From here we took a train to Hong Kong. Hong Kong is different from China in that these people have money. Everyone has a cell phone and dresses fashionably. We didnít see much grumbling about the hand-over, but were told by someone we met that there is plenty. People here are afraid to stick their necks out (a very Chinese affliction), as the people in power have very long memories. The city is modern and relatively clean by Chinese standards. If you have lots of money, there is a lot to do. We checked out the museums, and Rob finished off a Navy Reserve training course to get credit for another year of service. We took advantage of the great fast food joints and grocers stocked with western goodies. We even got to tour the US Aircraft Carrier Constellation that had come in for a port call. From here we arranged our airline tickets home and first saw the light at the end of the tunnel. We were flying to India, then a short stop in Europe (to try and get a job with the International Atomic Energy Agency) before heading home.
China was a very interesting place to visit. Other than an expensive tour to the major attractions, a trip here shouldnít be considered a "vacation". Itís a tough place to travel, but rewarding none-the-less. I saw it as an opportunity to see how the Chinese people think about life and the world. They basically didnít have a clue about the world. I canít tell you how many times when we had trouble communicating they would write Chinese characters (the languages in China are different, but the characters are always the same) on their hand over and over again. They thought the whole world used them.
The people in the country were like those everywhere else, just folks. I think a lot is made of the cultural differences, but the gap really isnít that big. The 1 child policy is used, but so many exceptions are granted (ethnic minorities can have as many as they want, farmers can have 2, you can "pay" for extra children) that I donít think it is going to make much difference. One fact I found disturbing is that there are 114 boys for every 100 girls born in China. What are these men going to do when they get older and cannot get married (let alone the obvious infanticide)?
Would we live there----NO WAY
Would we go backóMaybe out west to Yunnan Province, along the border with Viet Nam and Burma, and north of Tibet along the Silk Road.
Take care and have a Great New Year.
Mel and Rob
September 26, 1997
Rob and I are now in Kathmandu. We spent one month in Thailand, 3 weeks in Cambodia and one month in Vietnam. We then traveled through China for 2 months and spent 2 weeks in Hong Kong, one month in India (where we bought a motorcycle) and are now 2 weeks into Nepal. As we are so behind we will attempt to do this as a team. It has been difficult to obtain Internet and computer access in Asia. We apologize for losing touch.
January 8, 1998
Hello everyone, we have finally made it home. WE arrived back in the States on December 15 and have been frantically piecing our world back together since. Weíll be traveling around in January and February visiting and we hope to see as many friends and family members as possible. We plan on being in Knoxville by Jan 12, then onto Atlanta and Florida. Our last stop before returning to Dallas will be the Midyear Meeting of the Health Physics Society in Mobile AL. Feb 8-11.
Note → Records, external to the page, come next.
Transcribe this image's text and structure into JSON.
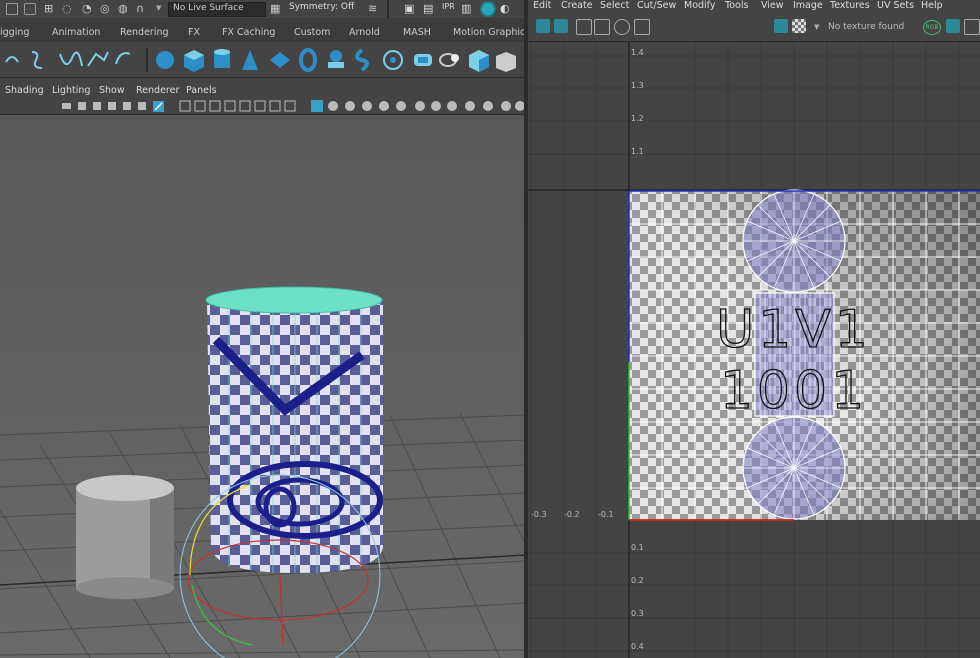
{
  "status_line": {
    "live_surface": "No Live Surface",
    "symmetry": "Symmetry: Off"
  },
  "shelf_tabs": [
    "igging",
    "Animation",
    "Rendering",
    "FX",
    "FX Caching",
    "Custom",
    "Arnold",
    "MASH",
    "Motion Graphics"
  ],
  "shelf_icons": [
    "curve-cv-icon",
    "curve-ep-icon",
    "bezier-icon",
    "pencil-curve-icon",
    "arc-icon",
    "sphere-icon",
    "cube-icon",
    "cylinder-icon",
    "cone-icon",
    "plane-icon",
    "torus-icon",
    "type-icon",
    "svg-icon",
    "sculpt-icon",
    "bevel-icon",
    "bridge-icon",
    "quad-draw-icon"
  ],
  "viewport_menu": [
    "Shading",
    "Lighting",
    "Show",
    "Renderer",
    "Panels"
  ],
  "uv_editor": {
    "menu": [
      "Edit",
      "Create",
      "Select",
      "Cut/Sew",
      "Modify",
      "Tools",
      "View",
      "Image",
      "Textures",
      "UV Sets",
      "Help"
    ],
    "texture_status": "No texture found",
    "rgb_label": "RGB",
    "tile_label_line1": "U1V1",
    "tile_label_line2": "1001",
    "v_ticks": [
      "1.4",
      "1.3",
      "1.2",
      "1.1",
      "0.1",
      "0.2",
      "0.3",
      "0.4"
    ],
    "u_ticks": [
      "-0.3",
      "-0.2",
      "-0.1"
    ]
  },
  "colors": {
    "uv_shell_fill": "#8080c8",
    "checker_light": "#e6e6e6",
    "checker_dark": "#9a9a9a",
    "u_axis": "#cc2222",
    "v_axis_green": "#22cc22",
    "v_axis_blue": "#2233cc",
    "manipulator_ring": "#8cc8e8"
  }
}
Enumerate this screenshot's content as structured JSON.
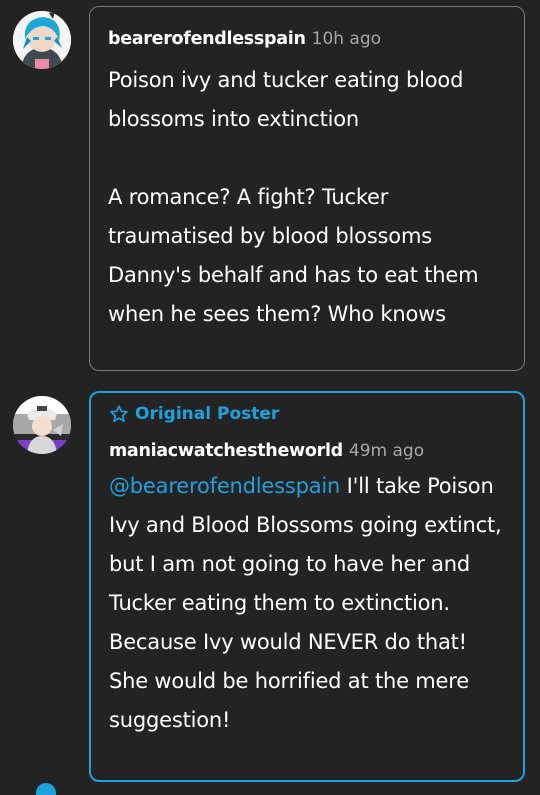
{
  "reply1": {
    "username": "bearerofendlesspain",
    "time": "10h ago",
    "paragraphs": [
      "Poison ivy and tucker eating blood blossoms into extinction",
      "A romance? A fight? Tucker traumatised by blood blossoms Danny's behalf and has to eat them when he sees them? Who knows"
    ]
  },
  "reply2": {
    "badge": "Original Poster",
    "username": "maniacwatchestheworld",
    "time": "49m ago",
    "mention": "@bearerofendlesspain",
    "text": " I'll take Poison Ivy and Blood Blossoms going extinct, but I am not going to have her and Tucker eating them to extinction. Because Ivy would NEVER do that! She would be horrified at the mere suggestion!"
  },
  "colors": {
    "background": "#232323",
    "accent": "#1ea2dd",
    "border": "#7a7a7a",
    "meta": "#a7a7a7"
  },
  "icons": [
    "avatar-bearerofendlesspain",
    "avatar-maniacwatchestheworld",
    "star-outline-icon"
  ]
}
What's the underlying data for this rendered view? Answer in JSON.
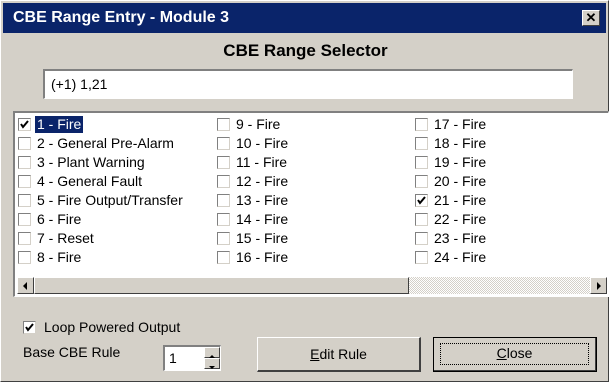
{
  "window": {
    "title": "CBE Range Entry - Module 3",
    "close_glyph": "✕"
  },
  "heading": "CBE Range Selector",
  "range_input": {
    "value": "(+1) 1,21"
  },
  "list": {
    "columns": [
      [
        {
          "label": "1 - Fire",
          "checked": true,
          "selected": true
        },
        {
          "label": "2 - General Pre-Alarm",
          "checked": false
        },
        {
          "label": "3 - Plant Warning",
          "checked": false
        },
        {
          "label": "4 - General Fault",
          "checked": false
        },
        {
          "label": "5 - Fire Output/Transfer",
          "checked": false
        },
        {
          "label": "6 - Fire",
          "checked": false
        },
        {
          "label": "7 - Reset",
          "checked": false
        },
        {
          "label": "8 - Fire",
          "checked": false
        }
      ],
      [
        {
          "label": "9 - Fire",
          "checked": false
        },
        {
          "label": "10 - Fire",
          "checked": false
        },
        {
          "label": "11 - Fire",
          "checked": false
        },
        {
          "label": "12 - Fire",
          "checked": false
        },
        {
          "label": "13 - Fire",
          "checked": false
        },
        {
          "label": "14 - Fire",
          "checked": false
        },
        {
          "label": "15 - Fire",
          "checked": false
        },
        {
          "label": "16 - Fire",
          "checked": false
        }
      ],
      [
        {
          "label": "17 - Fire",
          "checked": false
        },
        {
          "label": "18 - Fire",
          "checked": false
        },
        {
          "label": "19 - Fire",
          "checked": false
        },
        {
          "label": "20 - Fire",
          "checked": false
        },
        {
          "label": "21 - Fire",
          "checked": true
        },
        {
          "label": "22 - Fire",
          "checked": false
        },
        {
          "label": "23 - Fire",
          "checked": false
        },
        {
          "label": "24 - Fire",
          "checked": false
        }
      ]
    ]
  },
  "loop_powered_output": {
    "label": "Loop Powered Output",
    "checked": true
  },
  "base_rule": {
    "label": "Base CBE Rule",
    "value": "1"
  },
  "buttons": {
    "edit_rule": {
      "mnemonic": "E",
      "rest": "dit Rule"
    },
    "close": {
      "mnemonic": "C",
      "rest": "lose"
    }
  },
  "colors": {
    "titlebar": "#0a246a",
    "face": "#d4d0c8",
    "selection": "#0a246a"
  }
}
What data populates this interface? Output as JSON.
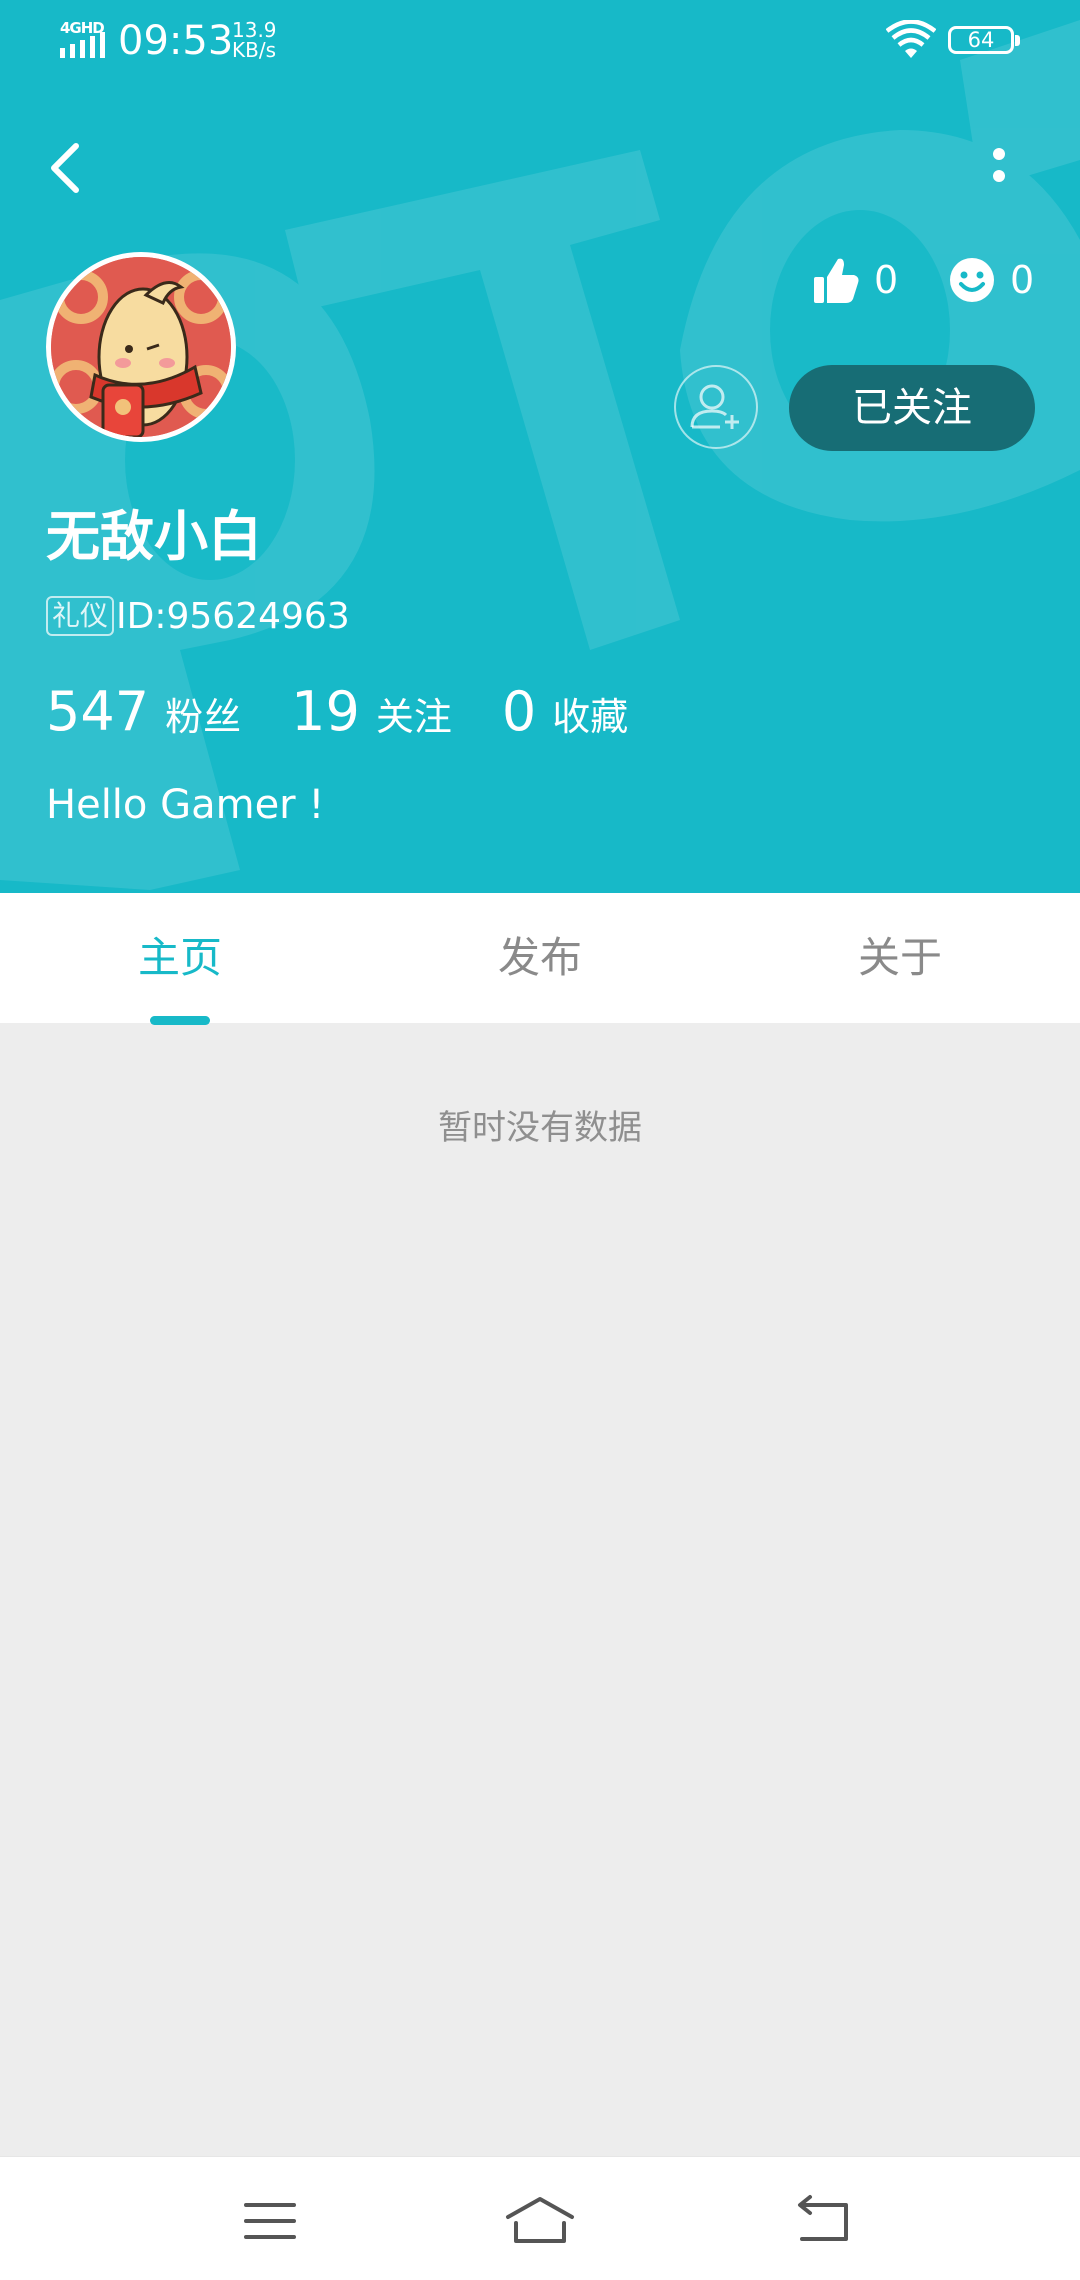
{
  "status_bar": {
    "network": "4GHD",
    "time": "09:53",
    "speed_value": "13.9",
    "speed_unit": "KB/s",
    "battery": "64"
  },
  "nav": {
    "back_icon": "chevron-left-icon",
    "more_icon": "more-vertical-icon"
  },
  "profile": {
    "likes_count": "0",
    "smiles_count": "0",
    "follow_label": "已关注",
    "username": "无敌小白",
    "badge": "礼仪",
    "user_id": "ID:95624963",
    "fans_count": "547",
    "fans_label": "粉丝",
    "following_count": "19",
    "following_label": "关注",
    "favorites_count": "0",
    "favorites_label": "收藏",
    "bio": "Hello Gamer !"
  },
  "tabs": [
    {
      "label": "主页",
      "active": true
    },
    {
      "label": "发布",
      "active": false
    },
    {
      "label": "关于",
      "active": false
    }
  ],
  "content": {
    "empty_text": "暂时没有数据"
  },
  "colors": {
    "accent": "#17b9c8",
    "follow_button": "#176d75",
    "background": "#ededed"
  }
}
Copyright © 2002 by Robert and Melissa Gunter. All rights reserved.